Facebook is staring down its first fine for allowing Cambridge Analytica to improperly access data about millions of people, potentially opening the door for governments around the world to slap the social media giant with other tougher penalties and stricter regulation.
Pancake chain IHOP confirmed that the company faked its recent name change as a stunt to promote its burgers, the company tweeted on Monday. The return to its true name comes as the pancake chain celebrates its 60th birthday. We’re giving away 60¢ short stacks on July 17 from 7a-7p for IHOP’s 60th birthday. That’s right, IHOP! We’d never turn our back on pancakes (except for that time we faked it to promote our new burgers) pic.twitter.com/KsbkMJhKuf

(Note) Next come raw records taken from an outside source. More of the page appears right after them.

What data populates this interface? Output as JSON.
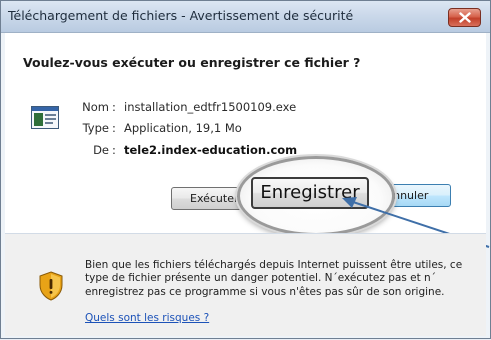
{
  "window": {
    "title": "Téléchargement de fichiers - Avertissement de sécurité",
    "close_icon": "close-icon"
  },
  "prompt": {
    "question": "Voulez-vous exécuter ou enregistrer ce fichier ?"
  },
  "file_info": {
    "icon": "application-file-icon",
    "rows": [
      {
        "label": "Nom",
        "value": "installation_edtfr1500109.exe"
      },
      {
        "label": "Type",
        "value": "Application, 19,1 Mo"
      },
      {
        "label": "De",
        "value": "tele2.index-education.com"
      }
    ]
  },
  "buttons": {
    "execute_label": "Exécuter",
    "save_label": "Enregistrer",
    "cancel_label": "Annuler"
  },
  "warning": {
    "icon": "shield-warning-icon",
    "lines": [
      "Bien que les fichiers téléchargés depuis Internet puissent être utiles, ce",
      "type de fichier présente un danger potentiel. N´exécutez pas et n´",
      "enregistrez pas ce programme si vous n'êtes pas sûr de son origine."
    ],
    "link": "Quels sont les risques ?"
  },
  "colors": {
    "link": "#1c52b8",
    "arrow": "#3f6fa8",
    "close_button": "#c2402a"
  }
}
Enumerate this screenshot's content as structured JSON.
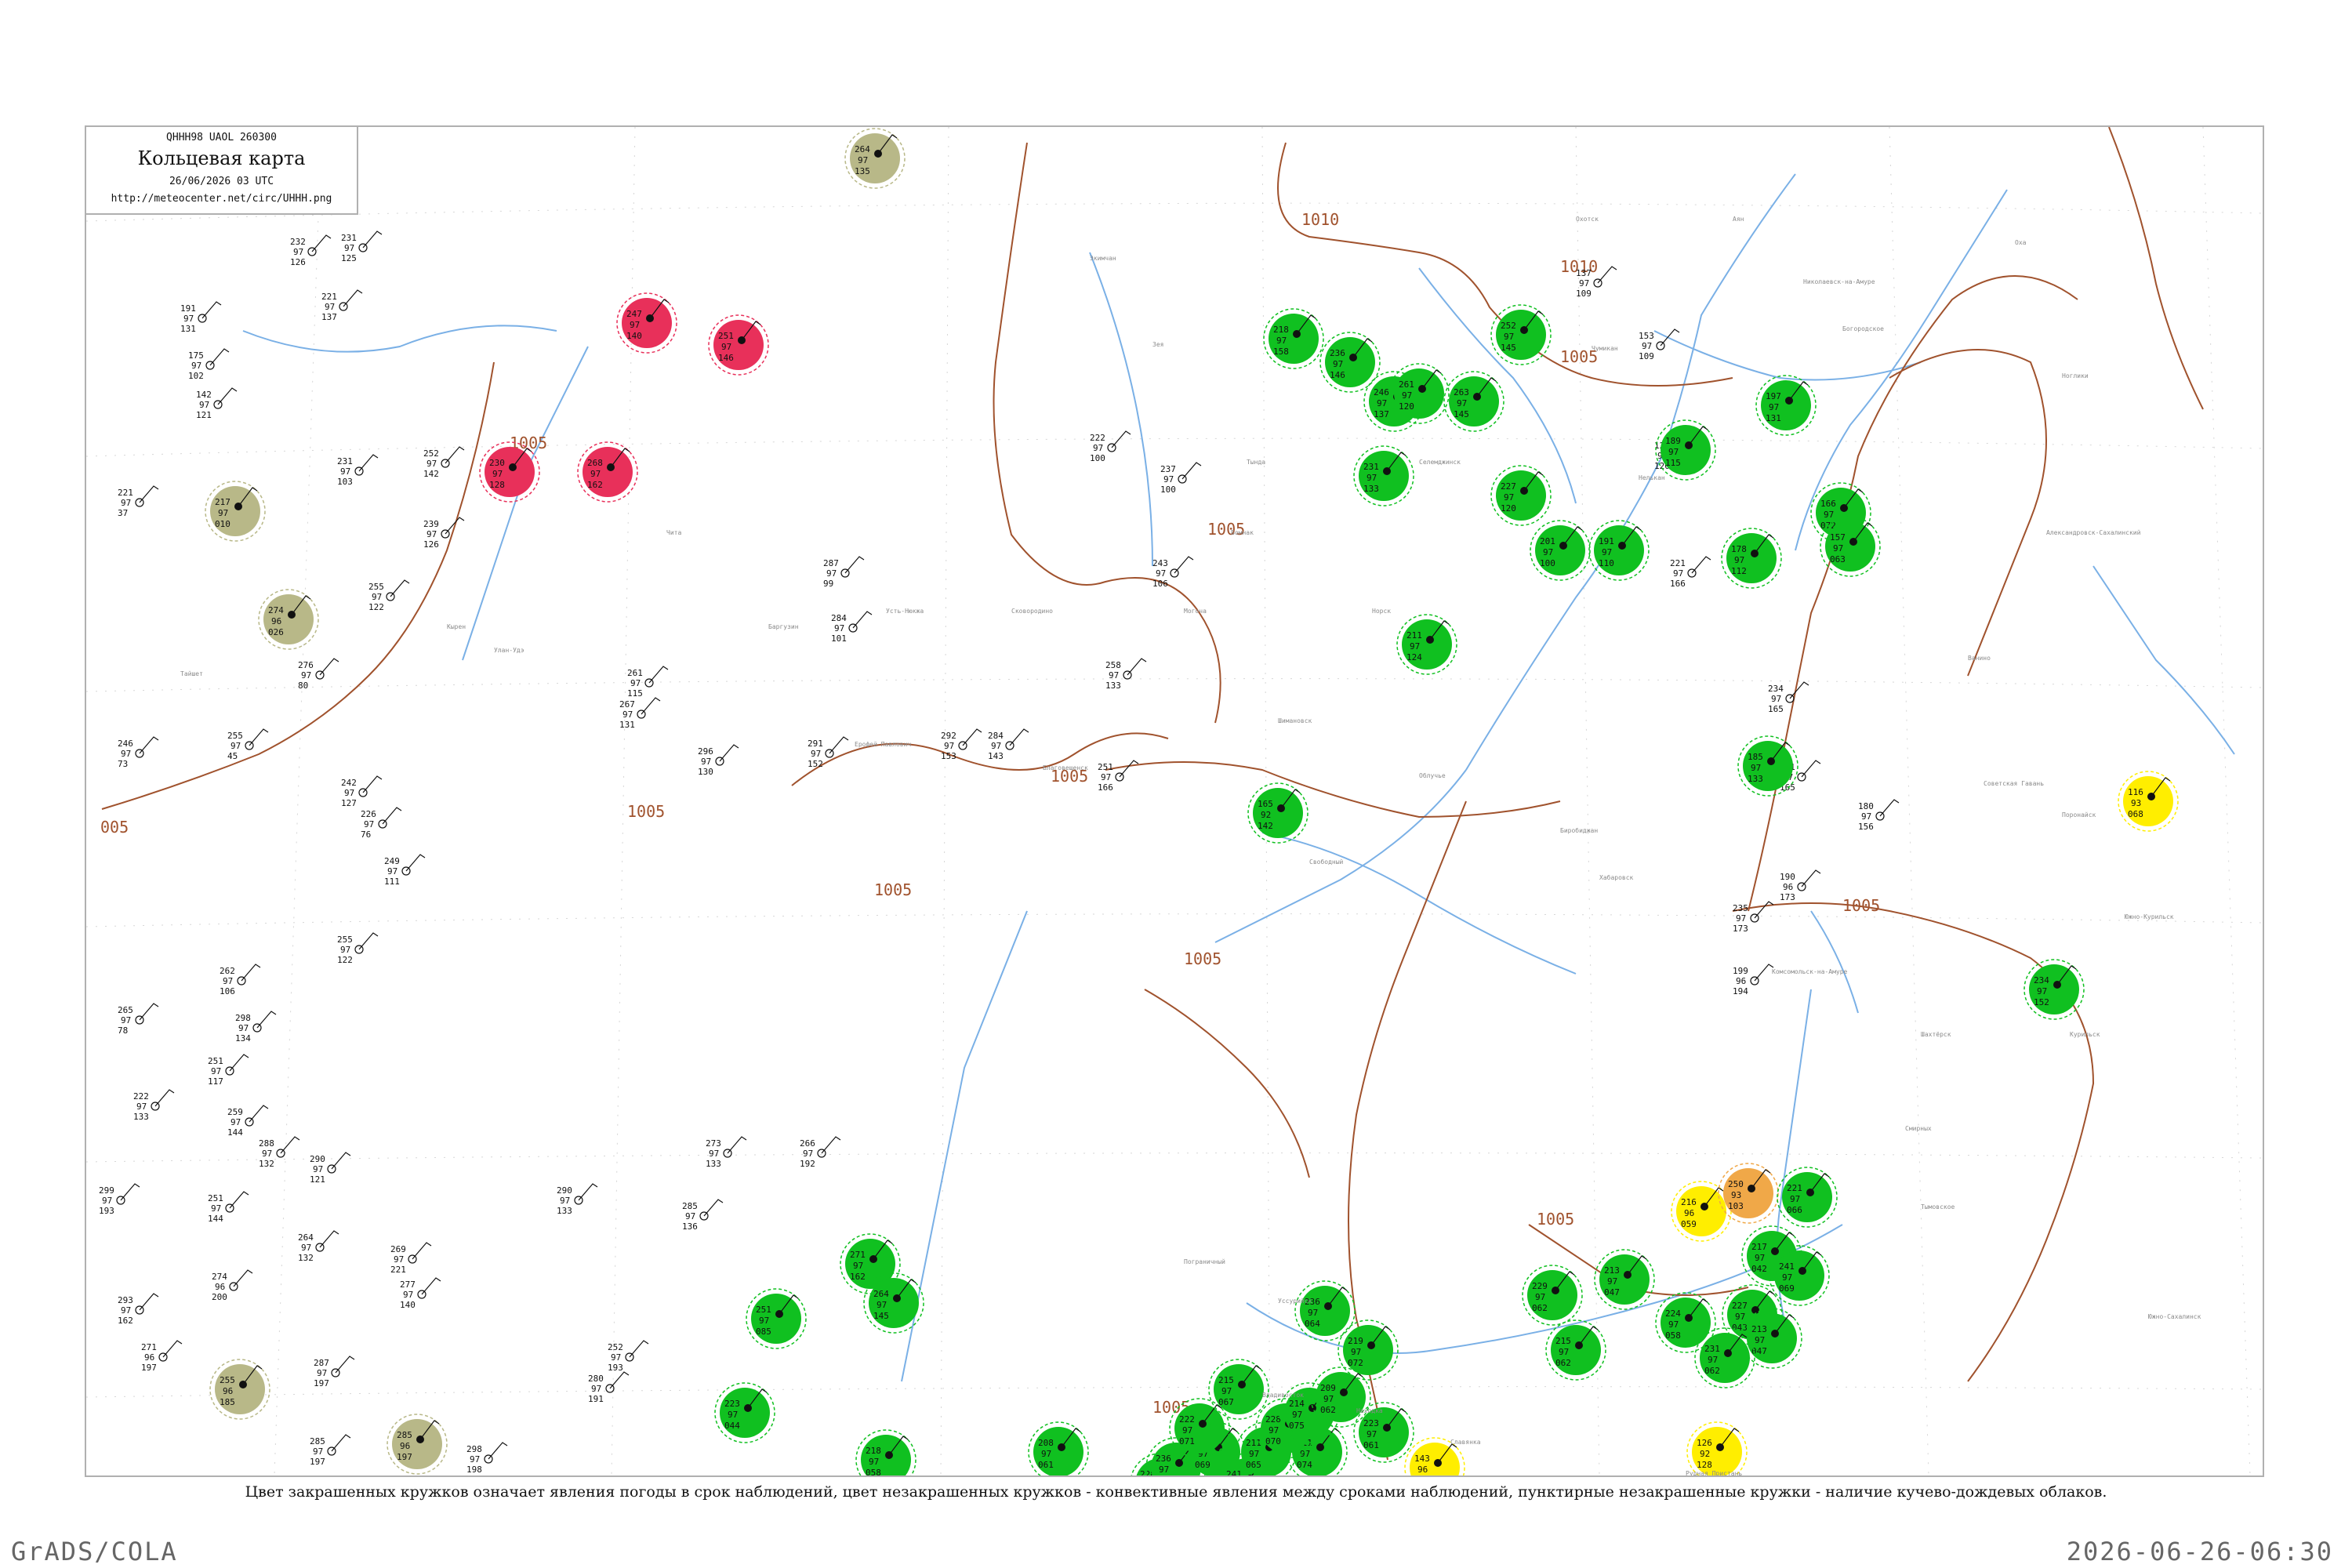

MAE SAI, Thailand - Divers compared it to mountain climbing, but in tight, pitch-black spaces and buffeted by swirling floodwaters, towing a child. They had to guide their charges through passages as narrow as a couple of feet, weighed down by bulky equipment. A diver in front led the way, with a boy tethered to him and another diver following behind.
Seven years ago this week, South Sudan celebrated independence from its northern neighbor after a decades-long struggle that left at least 2 million dead. But there were no festivities organized by the government in the capital of Juba on the anniversary Monday. South Sudan has been embroiled in conflict for most of the time it's been free from Sudan, and a new report released by the United Nations Human Rights Commissioner's office Tuesday further implicated government troops in horrific atrocities against civilians there.
President Donald Trump on Tuesday granted pardons to father-and-son cattle ranchers in southeastern Oregon who were sentenced to serve prison time on two separate occasions for the same charges of arson on public lands. The return to prison of Dwight Hammond Jr. and Steven Hammond helped spark the 41-day occupation of the Malheur National Wildlife Refuge in early 2016.
Regular consumers aren't the only ones shifting more of their spending to Amazon.com. The city of Atlanta, Denver public schools and the Mesa, Arizona, police department are among the 1,500 public organizations that since last year have signed new contracts to buy office supplies, books, even musical instruments directly from Amazon, according to a report released Tuesday by the Institute for Local Self-Reliance, a non-profit group that advocates for strong local economies.
A federal judge in California Monday rejected the Trump administration's request to indefinitely detain immigrant families apprehended at the border, calling it an attempt by the federal government to simply "light a match" to a two-decade-old settlement that set strict standards for detaining immigrant children.
WASHINGTON - Attorneys for Paul Manafort have asked a federal judge to bar prosecutors from presenting evidence at his Washington trial this fall from one of his previous lawyers, evidence that may be critical to proving charges he gave false statements under a federal lobbying disclosure law.
WASHINGTON - President Donald Trump said Tuesday that an upcoming summit with Russian President Vladimir Putin might be easier than a gathering with NATO allies, as he left the White House for a week of high-profile diplomacy in Europe. In a series of tweets and comments to reporters before departing, Trump took fresh aim at other NATO members for not meeting targets for defense spending, saying the arrangement was unfair to U.S. taxpayers.
WASHINGTON - Michael Flynn, President Donald Trump's former national security adviser, is scheduled to appear in federal court Tuesday morning for the first time since pleading guilty seven months ago, as a judge asks when the case will be ready to move to sentencing. Flynn admitted in December to lying to the FBI about contacts with then-Russian Ambassador Sergey Kislyak, becoming one of the first Trump associates to cooperate - and the highest-ranking official charged - in special counsel Robert Mueller's probe of Russian interference in the 2016 presidential election.